SUMMERVILLE — An unexpected invitation to join his brother on vacation in Belize, Central America, was the beginning of a life-changing experience for Bill Hansen.
A longtime parishioner of St. Theresa the Little Flower Church, Hansen soon ventured from home to enjoy his vacation on the restful Anbergris Caye, a beautiful sun-drenched sliver of land jutting into the Caribbean.
During a leisurely afternoon stroll through the streets of the tiny village of San Pedro, his attention was drawn to the two-story San Pedro Catholic School.
It was March 2001, and he knew that Hurricane Keith had blown through Central America the previous fall, but to view the remnants of damage months later was a surprise. Hansen approached a staff member who was conducting an outdoor class and learned of extensive damage to the building, making many of the classrooms unusable. In addition, their chairs, desks, equipment and supplies were damaged by the catastrophe.
During Keith’s unwelcome visit the building had sheltered area residents on both floors until the roof began to lift from the extreme winds. Everyone was forced to huddle on the first floor until it became so overcrowded that the men were forced back to the upper floor, leaving behind the women and children in relative safety on the ground level. They were unprepared for such a fierce disaster and spent the next two days gathered without meals or toilet facilities.
Shortly after the storm, students and teachers resumed classes and simply made the best use of what little was left. With the help of some generous benefactors, they were slowly getting back on their feet, but much more was needed to help educate the children.
Hansen, who resides in Summerville with his wife, Patti, and their children, Tim and Julie, returned home with a commitment. “I just knew in my heart that something had to be done to help the beautiful children,” he said. Hansen, who regularly assisted at Masses at St. Theresa the Little Flower, approached the pastor, Msgr. Edward Lofton, expressing his deep concern for what he experienced.
With Msgr. Lofton’s support, Hansen began an appeal to parishioners and area businesses to help in any way they could. He had a list of items ranging from art supplies, backpacks, books, crayons, erasers, musical instruments, notebooks, paper, pens, pencils, sports equipment and teaching aids. The list was rounded out with a tape recorder, television set, VCR, computers, fax machine, and photocopier for the school, along with raincoats, shoes and other clothing for the children.
The list was distributed and donations began trickling in. A pile grew and spread over the floor of the parish hall. Soon, a container was on its way to San Pedro. On Sept. 11 the crate arrived in Belize and was held in Customs. Because of the terrorist attacks, everything had to be unpacked, examined and rechecked. Finally, in November, the supplies reached the children of San Pedro School. A second and third shipment followed and both arrived without delay.
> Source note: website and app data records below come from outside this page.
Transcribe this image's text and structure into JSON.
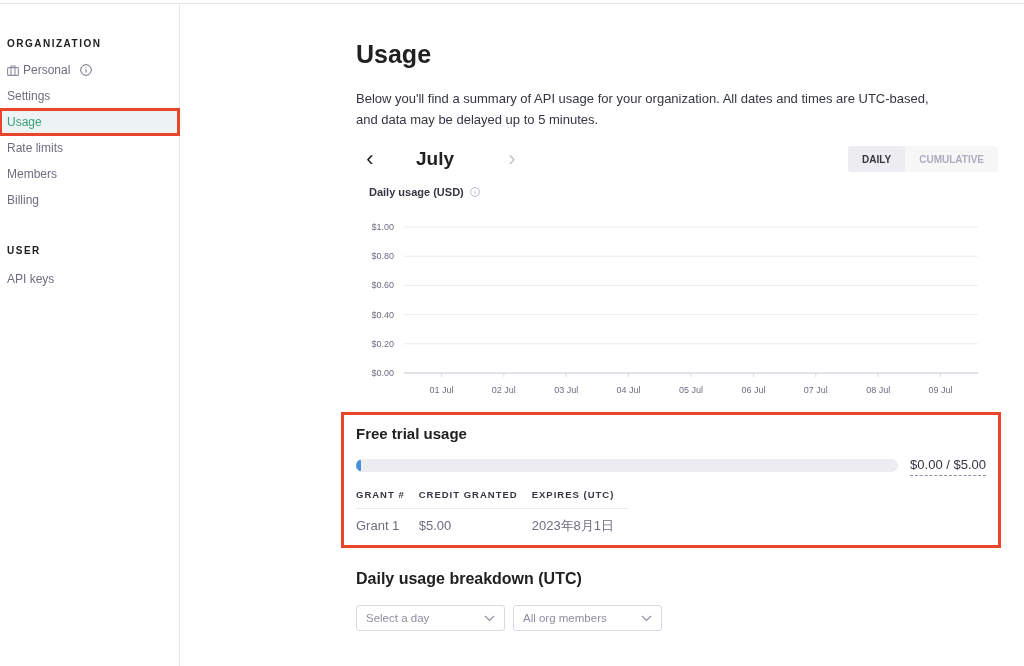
{
  "sidebar": {
    "sections": [
      {
        "heading": "ORGANIZATION",
        "items": [
          {
            "label": "Personal",
            "kind": "org",
            "selected": false,
            "highlighted": false
          },
          {
            "label": "Settings",
            "kind": "link",
            "selected": false,
            "highlighted": false
          },
          {
            "label": "Usage",
            "kind": "link",
            "selected": true,
            "highlighted": true
          },
          {
            "label": "Rate limits",
            "kind": "link",
            "selected": false,
            "highlighted": false
          },
          {
            "label": "Members",
            "kind": "link",
            "selected": false,
            "highlighted": false
          },
          {
            "label": "Billing",
            "kind": "link",
            "selected": false,
            "highlighted": false
          }
        ]
      },
      {
        "heading": "USER",
        "items": [
          {
            "label": "API keys",
            "kind": "link",
            "selected": false,
            "highlighted": false
          }
        ]
      }
    ]
  },
  "page": {
    "title": "Usage",
    "description": "Below you'll find a summary of API usage for your organization. All dates and times are UTC-based, and data may be delayed up to 5 minutes."
  },
  "month_nav": {
    "prev": "‹",
    "month": "July",
    "next": "›",
    "next_disabled": true
  },
  "view_toggle": [
    {
      "label": "DAILY",
      "selected": true
    },
    {
      "label": "CUMULATIVE",
      "selected": false
    }
  ],
  "chart": {
    "title": "Daily usage (USD)",
    "chart_data": {
      "type": "bar",
      "grid": true,
      "categories": [
        "01 Jul",
        "02 Jul",
        "03 Jul",
        "04 Jul",
        "05 Jul",
        "06 Jul",
        "07 Jul",
        "08 Jul",
        "09 Jul"
      ],
      "ylim": [
        0,
        1
      ],
      "yticks": [
        {
          "value": 0,
          "label": "$0.00"
        },
        {
          "value": 0.2,
          "label": "$0.20"
        },
        {
          "value": 0.4,
          "label": "$0.40"
        },
        {
          "value": 0.6,
          "label": "$0.60"
        },
        {
          "value": 0.8,
          "label": "$0.80"
        },
        {
          "value": 1,
          "label": "$1.00"
        }
      ]
    }
  },
  "free_trial": {
    "title": "Free trial usage",
    "highlighted": true,
    "level": 0.01,
    "reading": "$0.00 / $5.00",
    "columns": [
      "GRANT #",
      "CREDIT GRANTED",
      "EXPIRES (UTC)"
    ],
    "rows": [
      [
        "Grant 1",
        "$5.00",
        "2023年8月1日"
      ]
    ]
  },
  "breakdown": {
    "title": "Daily usage breakdown (UTC)",
    "filters": [
      {
        "placeholder": "Select a day"
      },
      {
        "value": "All org members"
      }
    ]
  }
}
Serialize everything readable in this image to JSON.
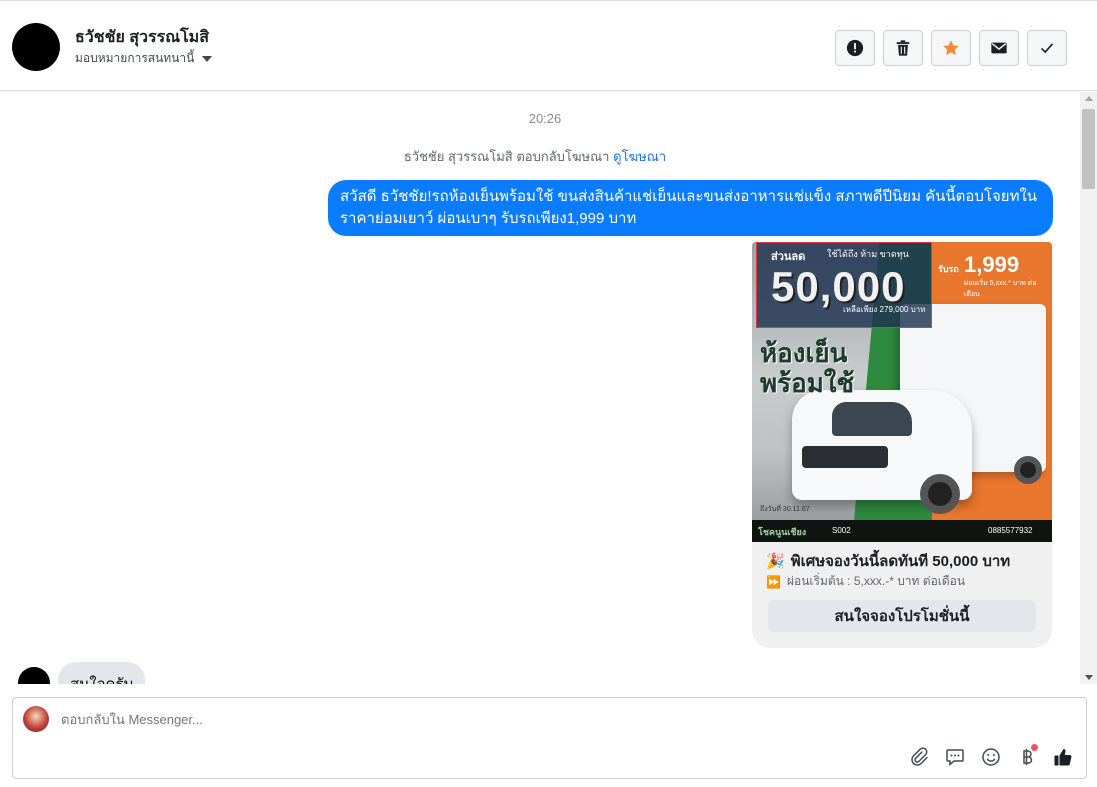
{
  "header": {
    "contact_name": "ธวัชชัย สุวรรณโมสิ",
    "assign_label": "มอบหมายการสนทนานี้",
    "actions": [
      {
        "name": "spam",
        "icon": "alert-circle-icon"
      },
      {
        "name": "delete",
        "icon": "trash-icon"
      },
      {
        "name": "star",
        "icon": "star-icon",
        "color": "#f28b3c"
      },
      {
        "name": "mark-unread",
        "icon": "envelope-icon"
      },
      {
        "name": "done",
        "icon": "check-icon"
      }
    ]
  },
  "conversation": {
    "timestamp": "20:26",
    "reply_note_prefix": "ธวัชชัย สุวรรณโมสิ ตอบกลับโฆษณา",
    "reply_note_link": "ดูโฆษณา",
    "outgoing_message": "สวัสดี ธวัชชัย!รถห้องเย็นพร้อมใช้ ขนส่งสินค้าแช่เย็นและขนส่งอาหารแช่แข็ง สภาพดีปีนิยม คันนี้ตอบโจยทในราคาย่อมเยาว์ ผ่อนเบาๆ รับรถเพียง1,999 บาท",
    "outgoing_color": "#0a7cff",
    "card": {
      "image": {
        "promo_tag": "ส่วนลด",
        "promo_small": "ใช้ได้ถึง ห้าม ขาดทุน",
        "promo_amount": "50,000",
        "promo_remaining": "เหลือเพียง 279,000 บาท",
        "price_label": "รับรถ",
        "price_amount": "1,999",
        "price_sub": "ผ่อนเริ่ม 5,xxx.* บาท ต่อเดือน",
        "headline_line1": "ห้องเย็น",
        "headline_line2": "พร้อมใช้",
        "date_text": "ถึงวันที่ 30.11.67",
        "footer_brand": "โชคนูนเชียง",
        "footer_code": "S002",
        "footer_phone": "0885577932"
      },
      "title_icon": "🎉",
      "title": "พิเศษจองวันนี้ลดทันที 50,000 บาท",
      "subtitle_icon": "⏩",
      "subtitle": "ผ่อนเริ่มต้น : 5,xxx.-* บาท ต่อเดือน",
      "button_label": "สนใจจองโปรโมชั่นนี้"
    },
    "incoming_message": "สนใจครับ"
  },
  "composer": {
    "placeholder": "ตอบกลับใน Messenger...",
    "tools": [
      "paperclip-icon",
      "speech-bubble-icon",
      "emoji-icon",
      "baht-icon",
      "thumbs-up-icon"
    ]
  }
}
In addition to the supplies an assortment of stuffed animals, arts and crafts, children’s tapes, rosaries, prayer cards, Bibles and others items were received.
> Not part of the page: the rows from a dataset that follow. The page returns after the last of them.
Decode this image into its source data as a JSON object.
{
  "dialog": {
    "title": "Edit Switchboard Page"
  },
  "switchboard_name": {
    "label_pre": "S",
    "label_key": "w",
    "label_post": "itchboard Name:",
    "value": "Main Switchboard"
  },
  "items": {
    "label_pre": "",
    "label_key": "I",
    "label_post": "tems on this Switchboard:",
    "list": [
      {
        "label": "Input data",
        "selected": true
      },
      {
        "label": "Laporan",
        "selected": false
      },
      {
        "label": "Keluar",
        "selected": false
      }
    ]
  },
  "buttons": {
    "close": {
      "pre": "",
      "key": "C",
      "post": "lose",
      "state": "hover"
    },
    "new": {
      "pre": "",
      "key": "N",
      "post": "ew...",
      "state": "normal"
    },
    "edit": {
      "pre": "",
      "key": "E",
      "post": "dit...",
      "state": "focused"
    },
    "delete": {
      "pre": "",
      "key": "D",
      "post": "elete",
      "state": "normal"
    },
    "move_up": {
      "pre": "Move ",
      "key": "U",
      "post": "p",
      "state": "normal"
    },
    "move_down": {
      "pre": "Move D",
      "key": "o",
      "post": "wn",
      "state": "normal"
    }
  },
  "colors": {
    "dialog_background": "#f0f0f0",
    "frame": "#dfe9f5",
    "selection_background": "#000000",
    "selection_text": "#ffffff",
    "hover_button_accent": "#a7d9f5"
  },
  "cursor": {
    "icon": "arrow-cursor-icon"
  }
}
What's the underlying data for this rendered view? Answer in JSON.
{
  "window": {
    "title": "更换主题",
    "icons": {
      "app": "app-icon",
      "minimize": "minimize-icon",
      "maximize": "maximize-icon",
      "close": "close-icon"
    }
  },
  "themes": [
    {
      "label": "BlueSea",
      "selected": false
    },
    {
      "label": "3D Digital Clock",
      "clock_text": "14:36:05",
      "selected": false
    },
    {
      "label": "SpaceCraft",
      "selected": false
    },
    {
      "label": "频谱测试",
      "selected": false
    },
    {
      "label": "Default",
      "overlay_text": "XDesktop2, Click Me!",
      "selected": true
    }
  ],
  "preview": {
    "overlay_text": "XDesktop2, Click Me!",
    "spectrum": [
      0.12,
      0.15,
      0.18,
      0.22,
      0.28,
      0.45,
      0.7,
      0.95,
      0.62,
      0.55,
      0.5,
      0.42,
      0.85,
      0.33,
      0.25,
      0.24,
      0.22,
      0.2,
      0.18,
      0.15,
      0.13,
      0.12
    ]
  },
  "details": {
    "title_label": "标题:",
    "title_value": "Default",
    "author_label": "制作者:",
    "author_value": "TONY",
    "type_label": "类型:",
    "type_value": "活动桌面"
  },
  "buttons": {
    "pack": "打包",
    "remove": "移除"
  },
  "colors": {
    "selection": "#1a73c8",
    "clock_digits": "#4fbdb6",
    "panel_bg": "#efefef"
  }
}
Diane Kochamba and the Builders Club and Student Council at Summerville Catholic School filled a collection container placed there, Grace Curran organized donated items from Bishop England High School, and Pinewood Preparatory School gave, too.
Today in San Pedro, life continues a steady return to normal. Hansen and his helpers in Summerville are collecting, sorting and packing items for a future shipment as additional packages of pens and paper, computers and VCR tapes continue to arrive at St. Theresa’s door. Donations of supplies and financial assistance to help with expenses are welcome.
Greg Orithel spends hours taking inventory; Tom Akins refurbishes the donated computers, and Ted Carin trucks containers from Branton Lumber to Emery Freight.
In the undertaking, Hansen credits Msgr. Lofton for his support; the St. Theresa’s office staff; the David J. Schiller Knights of Columbus Council for their financial support; the Summerville Knights of Columbus Council for their monetary assistance; and Bill Branton of Branton Lumber and Darlene Lush of Emery Freight for their help with shipping preparations and arrangements.
Said Hansen, “I just could not come home to Summerville and not do anything to help the children’s education.” Now, the children of San Pedro will not forget their new friend in South Carolina.